Dunbar, whose expertise is in the area of feedback control, will be working with faculty in the Department of Biomolecular Engineering to develop nanopore technology for high-speed DNA sequencing. He will be applying feedback control to probe and enhance the ability of a nanopore device to obtain sequence information from individual DNA molecules.

UCSC's nanopore project, funded by a major grant from the National Human Genome Research Institute (NHGRI), is part of an NHGRI program to develop revolutionary genome sequencing technologies that will enable a human-sized genome to be sequenced for $1,000 or less (see earlier story).

"Such capability would lead to efficient reading of human genetic variations. This would in turn lead to disease treatments and preventions based on information from the patient's own genome," Dunbar said.

NHGRI is sponsoring Dunbar's $690,000 grant, which will support him for five years of supervised study and research under the guidance of three faculty mentors. His primary mentor is David Haussler, professor of biomolecular engineering, and co-mentors are David Deamer, research professor of chemistry and biochemistry, and Mark Akeson, associate adjunct professor of biomolecular engineering. Deamer and Akeson have pioneered the development of nanopore technology for DNA analysis.

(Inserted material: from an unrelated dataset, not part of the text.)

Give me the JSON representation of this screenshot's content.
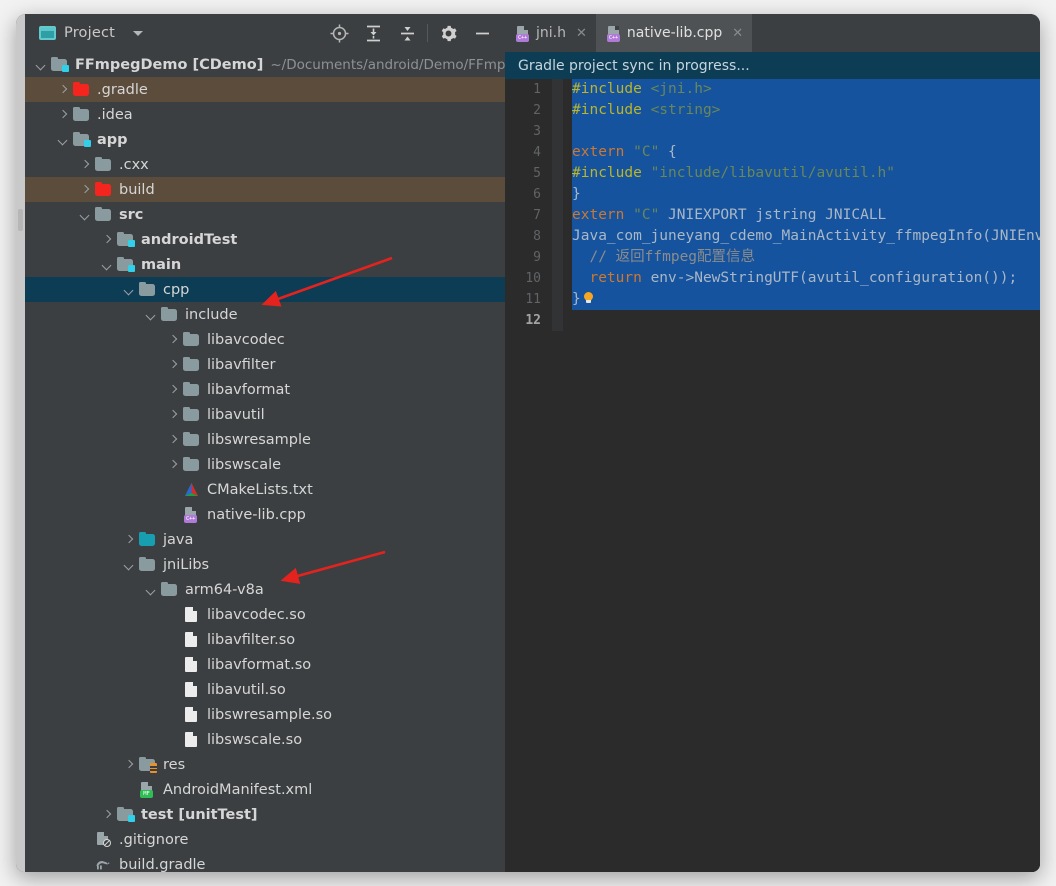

Dunbar's research will include the use of feedback control to probe and characterize enzymes coupled to the nanopore. The nanopore is large enough to thread single-stranded nucleic acids (DNA and RNA) through it, but enzymes are too large to pass through the pore. By pulling DNA and RNA molecules into the nanopore while they are being acted on by an enzyme, the nanopore serves as a "sensor" that can monitor the dynamic state of the enzyme, which remains on top of the nanopore as it processes the molecule, Dunbar said.

"Feedback voltage control can be used to hold the enzyme in place for monitoring purposes or to alter the enzyme's dynamic state," he said. "From an engineering perspective, enzymes are the nanomotors of the biological world, and they are amazingly robust and efficient. The possibility of being able to probe a single enzyme while it is functioning is very exciting."

Additional information about the nanopore project at UCSC is available online at http://www.cbse.ucsc.edu/research/research_nano.shtml.